Each record, minus any picture, should be returned exactly as written.

:: Exercise data

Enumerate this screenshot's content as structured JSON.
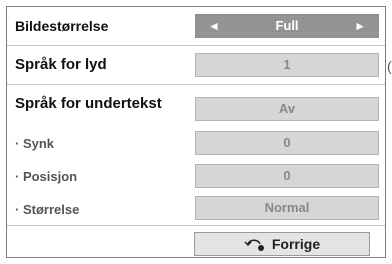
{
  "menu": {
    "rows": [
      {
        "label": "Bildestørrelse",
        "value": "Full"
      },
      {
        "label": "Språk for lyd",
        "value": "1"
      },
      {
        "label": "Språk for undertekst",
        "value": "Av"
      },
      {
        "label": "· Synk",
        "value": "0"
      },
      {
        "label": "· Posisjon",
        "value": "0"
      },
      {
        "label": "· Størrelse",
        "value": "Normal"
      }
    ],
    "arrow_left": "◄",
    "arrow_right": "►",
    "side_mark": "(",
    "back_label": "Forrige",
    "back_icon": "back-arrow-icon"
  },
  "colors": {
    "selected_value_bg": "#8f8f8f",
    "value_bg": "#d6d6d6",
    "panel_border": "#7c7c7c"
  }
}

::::

◆ Written answer ◆
Enumerate this screenshot's content as structured JSON.
{
  "menu": {
    "rows": [
      {
        "label": "Bildestørrelse",
        "value": "Full"
      },
      {
        "label": "Språk for lyd",
        "value": "1"
      },
      {
        "label": "Språk for undertekst",
        "value": "Av"
      },
      {
        "label": "· Synk",
        "value": "0"
      },
      {
        "label": "· Posisjon",
        "value": "0"
      },
      {
        "label": "· Størrelse",
        "value": "Normal"
      }
    ],
    "arrow_left": "◄",
    "arrow_right": "►",
    "side_mark": "(",
    "back_label": "Forrige",
    "back_icon": "back-arrow-icon"
  },
  "colors": {
    "selected_value_bg": "#8f8f8f",
    "value_bg": "#d6d6d6",
    "panel_border": "#7c7c7c"
  }
}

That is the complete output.